Portrait of the week - Mary Magdalene and Madeleine de Bourgogne
This is a portrait of Mary Magdalene with, in all probability, Madeleine de Bourgogne, painted by Jean Hey (also called 'Maître de Moulins) circa 1490-1495, that is just at the transition from the late Middle Ages to the Renaissance.
More about Mary Magdalene can be read here. Madeleine de Bourgone was not a saint though. She was on the more shady side of the nobility - she was the natural daughter of Philip the Good (Philippe le Bon), that is a daughter he had with a mistress. Phillipe was the duke of Burgundy and he had quite a few children with different women. We know next to nothing about Madeleine, not when she was born or when she died.

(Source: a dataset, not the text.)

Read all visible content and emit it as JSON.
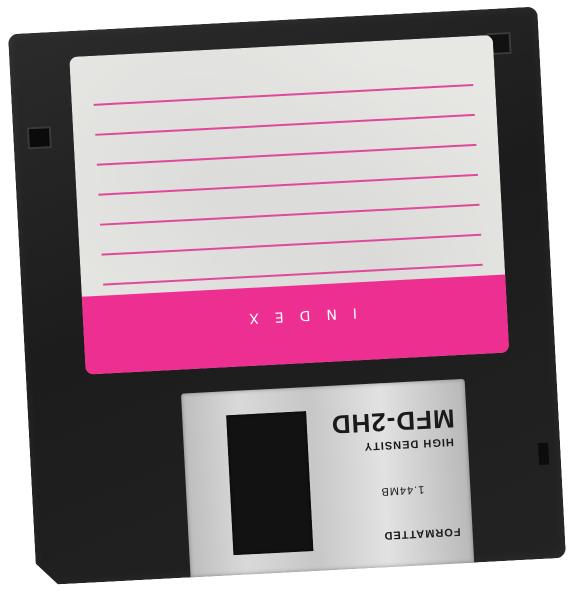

We do know that she married in 1486 to Bompar Seigneur de l'Aage, Baron d'Ales.
That she is married, and wealthy is very obvious from this portrait, showing the lady in a velvet gown of the latest fashion, adorned with gold and pearls, and trimmed with ermine - a sign of royalty. Ermine were for those at the top of the social hierarchy, not just any rich noble that happened to fancy it. Her hair is covered as any good wife would do. Her forehead is bare, though, because a high forehead was all the latest craze at the time.
The saint is marked by the halo at the back of her head. Her clothing is much more fancy than that of Madeleine, with bright colours - green, red and orange. She also wears quite a lot of jewelery - and she also has her hair completely covered and clearly plucked eye-brows. This was not a fashion that was too fond of showing hair of any kind.